Daria Badior is a film critic and a Culture Editor of LB.ua, one of Ukraine’s biggest online newspapers. Focuses on writing about contemporary Ukrainian cinema. Also she co-curates a project on LB.ua named Short-list about young Ukrainian filmmakers. Since 2017 takes part in selecting films for Kyiv Film Critics Week, a new film festival held at the end of October. A member of FIPRESCI.
Łukasz Mańkowski Half of the Asian Cinema focused blog ‘Referat Filmowy’, Japanese Studies and Film Theory graduate from Nicolaus Copernicus University in Toruń, specializing in Asian Film. Occasionally photographer, translator and theatre-film journalist who simply loves ramen. Previously member of 5 Flavours Film Festival People’s Jury, FEFF Udine Student Campus and EIFF Student Critics Competition.
TUTORS of FIPRESCI Young Critics Warsaw Project
Yoana Pavlova is a Bulgarian writer, researcher, and programmer currently based in Paris.Her field of work includes cinema, VR, digital culture, and the New East. She is the foundingeditor of Festivalists.com (a playform for experimental media criticism), with bylines fornumerous print and online publications in Bulgarian, English, and French. Contributor to thefollowing books: Cinemas of Paris (2016, St Andrews Film Studies), Eastern Promises (2014,Festival Internacional de Cine de Donostia – San Sebastián), The Bulgarian Nouvelle Vague(2012, Edno).

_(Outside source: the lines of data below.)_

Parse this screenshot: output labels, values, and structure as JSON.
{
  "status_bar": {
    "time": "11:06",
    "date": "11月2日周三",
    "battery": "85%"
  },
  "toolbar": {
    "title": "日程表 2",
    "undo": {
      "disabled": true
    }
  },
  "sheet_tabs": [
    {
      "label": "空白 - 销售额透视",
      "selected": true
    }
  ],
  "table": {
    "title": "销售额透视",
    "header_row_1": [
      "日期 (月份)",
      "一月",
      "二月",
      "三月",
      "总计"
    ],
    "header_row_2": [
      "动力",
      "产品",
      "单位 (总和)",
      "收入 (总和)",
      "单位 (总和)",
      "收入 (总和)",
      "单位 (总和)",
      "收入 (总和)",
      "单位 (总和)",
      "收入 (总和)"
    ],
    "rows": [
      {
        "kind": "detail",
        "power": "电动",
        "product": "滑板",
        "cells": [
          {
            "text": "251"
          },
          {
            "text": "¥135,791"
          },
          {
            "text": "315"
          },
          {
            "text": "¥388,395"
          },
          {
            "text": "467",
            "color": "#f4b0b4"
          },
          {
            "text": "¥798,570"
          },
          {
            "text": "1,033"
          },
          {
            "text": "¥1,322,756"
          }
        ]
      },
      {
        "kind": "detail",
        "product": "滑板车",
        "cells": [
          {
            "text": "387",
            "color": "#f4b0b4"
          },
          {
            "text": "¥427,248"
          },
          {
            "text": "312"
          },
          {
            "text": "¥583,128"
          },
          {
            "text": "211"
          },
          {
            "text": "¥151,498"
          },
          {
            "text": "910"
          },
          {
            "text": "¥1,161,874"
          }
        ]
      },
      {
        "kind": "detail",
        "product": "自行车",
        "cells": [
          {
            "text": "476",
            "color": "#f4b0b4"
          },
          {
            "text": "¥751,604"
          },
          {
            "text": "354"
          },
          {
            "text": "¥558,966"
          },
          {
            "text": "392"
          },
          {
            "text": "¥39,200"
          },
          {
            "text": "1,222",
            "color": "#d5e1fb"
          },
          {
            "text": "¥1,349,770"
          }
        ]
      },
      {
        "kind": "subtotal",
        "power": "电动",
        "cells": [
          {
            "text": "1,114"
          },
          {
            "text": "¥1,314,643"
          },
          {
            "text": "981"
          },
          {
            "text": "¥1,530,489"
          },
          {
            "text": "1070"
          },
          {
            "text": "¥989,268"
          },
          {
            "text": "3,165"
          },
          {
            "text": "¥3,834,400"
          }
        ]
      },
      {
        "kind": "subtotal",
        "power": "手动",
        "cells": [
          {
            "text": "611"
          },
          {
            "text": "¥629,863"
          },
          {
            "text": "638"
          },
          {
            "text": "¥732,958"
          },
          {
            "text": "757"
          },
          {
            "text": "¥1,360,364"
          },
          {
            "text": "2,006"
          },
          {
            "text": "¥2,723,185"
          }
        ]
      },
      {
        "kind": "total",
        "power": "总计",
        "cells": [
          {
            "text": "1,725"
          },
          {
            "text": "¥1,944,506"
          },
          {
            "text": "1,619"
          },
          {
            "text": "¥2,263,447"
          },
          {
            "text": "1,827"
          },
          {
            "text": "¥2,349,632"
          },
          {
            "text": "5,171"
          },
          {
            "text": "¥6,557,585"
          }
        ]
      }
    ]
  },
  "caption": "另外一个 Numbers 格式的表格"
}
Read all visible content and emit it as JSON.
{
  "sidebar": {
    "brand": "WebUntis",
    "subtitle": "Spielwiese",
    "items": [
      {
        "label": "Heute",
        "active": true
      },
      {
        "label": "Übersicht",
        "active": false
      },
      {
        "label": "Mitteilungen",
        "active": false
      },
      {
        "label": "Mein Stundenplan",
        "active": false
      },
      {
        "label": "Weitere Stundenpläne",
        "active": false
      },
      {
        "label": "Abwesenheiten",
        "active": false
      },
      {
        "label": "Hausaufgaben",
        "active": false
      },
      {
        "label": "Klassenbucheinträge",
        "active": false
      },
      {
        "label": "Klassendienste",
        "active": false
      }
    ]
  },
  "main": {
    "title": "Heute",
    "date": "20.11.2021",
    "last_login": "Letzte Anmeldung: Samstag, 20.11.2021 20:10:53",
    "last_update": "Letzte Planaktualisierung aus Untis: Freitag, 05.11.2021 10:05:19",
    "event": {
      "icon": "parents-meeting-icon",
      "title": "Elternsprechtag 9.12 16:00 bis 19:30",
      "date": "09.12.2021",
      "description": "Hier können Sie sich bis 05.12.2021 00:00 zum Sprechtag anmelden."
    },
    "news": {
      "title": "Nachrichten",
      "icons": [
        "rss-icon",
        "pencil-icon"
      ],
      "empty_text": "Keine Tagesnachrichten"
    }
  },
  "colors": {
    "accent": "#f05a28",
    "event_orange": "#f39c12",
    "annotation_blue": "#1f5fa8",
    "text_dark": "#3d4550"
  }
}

Tommaso Tocci is based in Italy, where he works as a film critic and translator covering filmfestivals across Europe for international publications. He has also worked for BerlinaleTalents and for the Edinburgh International Film Festival, and he currently serves as Co-Programmer for the Saas-Fee Film Festival in Switzerland.